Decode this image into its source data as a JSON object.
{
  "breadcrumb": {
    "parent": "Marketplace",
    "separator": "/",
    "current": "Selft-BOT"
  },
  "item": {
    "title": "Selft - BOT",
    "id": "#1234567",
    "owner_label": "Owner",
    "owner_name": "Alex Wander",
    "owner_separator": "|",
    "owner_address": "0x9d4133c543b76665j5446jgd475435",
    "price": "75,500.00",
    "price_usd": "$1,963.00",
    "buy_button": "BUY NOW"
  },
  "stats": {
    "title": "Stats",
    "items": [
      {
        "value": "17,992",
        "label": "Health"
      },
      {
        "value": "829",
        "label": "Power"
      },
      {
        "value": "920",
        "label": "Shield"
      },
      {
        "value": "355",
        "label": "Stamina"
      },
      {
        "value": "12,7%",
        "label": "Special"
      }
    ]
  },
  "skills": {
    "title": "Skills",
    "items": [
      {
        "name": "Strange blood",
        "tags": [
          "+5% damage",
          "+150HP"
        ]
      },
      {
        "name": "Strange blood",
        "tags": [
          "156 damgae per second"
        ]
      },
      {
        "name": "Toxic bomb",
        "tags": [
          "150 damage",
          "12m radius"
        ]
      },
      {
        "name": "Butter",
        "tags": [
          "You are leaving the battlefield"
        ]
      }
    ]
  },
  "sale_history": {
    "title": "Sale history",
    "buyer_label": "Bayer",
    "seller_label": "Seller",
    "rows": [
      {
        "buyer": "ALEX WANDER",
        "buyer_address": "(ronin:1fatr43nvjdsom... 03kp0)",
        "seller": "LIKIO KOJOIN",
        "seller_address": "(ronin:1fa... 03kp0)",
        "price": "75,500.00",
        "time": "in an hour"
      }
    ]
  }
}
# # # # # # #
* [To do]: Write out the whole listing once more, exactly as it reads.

* [Written answer]:
Decode this image into its source data as a JSON object.
{
  "breadcrumb": {
    "parent": "Marketplace",
    "separator": "/",
    "current": "Selft-BOT"
  },
  "item": {
    "title": "Selft - BOT",
    "id": "#1234567",
    "owner_label": "Owner",
    "owner_name": "Alex Wander",
    "owner_separator": "|",
    "owner_address": "0x9d4133c543b76665j5446jgd475435",
    "price": "75,500.00",
    "price_usd": "$1,963.00",
    "buy_button": "BUY NOW"
  },
  "stats": {
    "title": "Stats",
    "items": [
      {
        "value": "17,992",
        "label": "Health"
      },
      {
        "value": "829",
        "label": "Power"
      },
      {
        "value": "920",
        "label": "Shield"
      },
      {
        "value": "355",
        "label": "Stamina"
      },
      {
        "value": "12,7%",
        "label": "Special"
      }
    ]
  },
  "skills": {
    "title": "Skills",
    "items": [
      {
        "name": "Strange blood",
        "tags": [
          "+5% damage",
          "+150HP"
        ]
      },
      {
        "name": "Strange blood",
        "tags": [
          "156 damgae per second"
        ]
      },
      {
        "name": "Toxic bomb",
        "tags": [
          "150 damage",
          "12m radius"
        ]
      },
      {
        "name": "Butter",
        "tags": [
          "You are leaving the battlefield"
        ]
      }
    ]
  },
  "sale_history": {
    "title": "Sale history",
    "buyer_label": "Bayer",
    "seller_label": "Seller",
    "rows": [
      {
        "buyer": "ALEX WANDER",
        "buyer_address": "(ronin:1fatr43nvjdsom... 03kp0)",
        "seller": "LIKIO KOJOIN",
        "seller_address": "(ronin:1fa... 03kp0)",
        "price": "75,500.00",
        "time": "in an hour"
      }
    ]
  }
}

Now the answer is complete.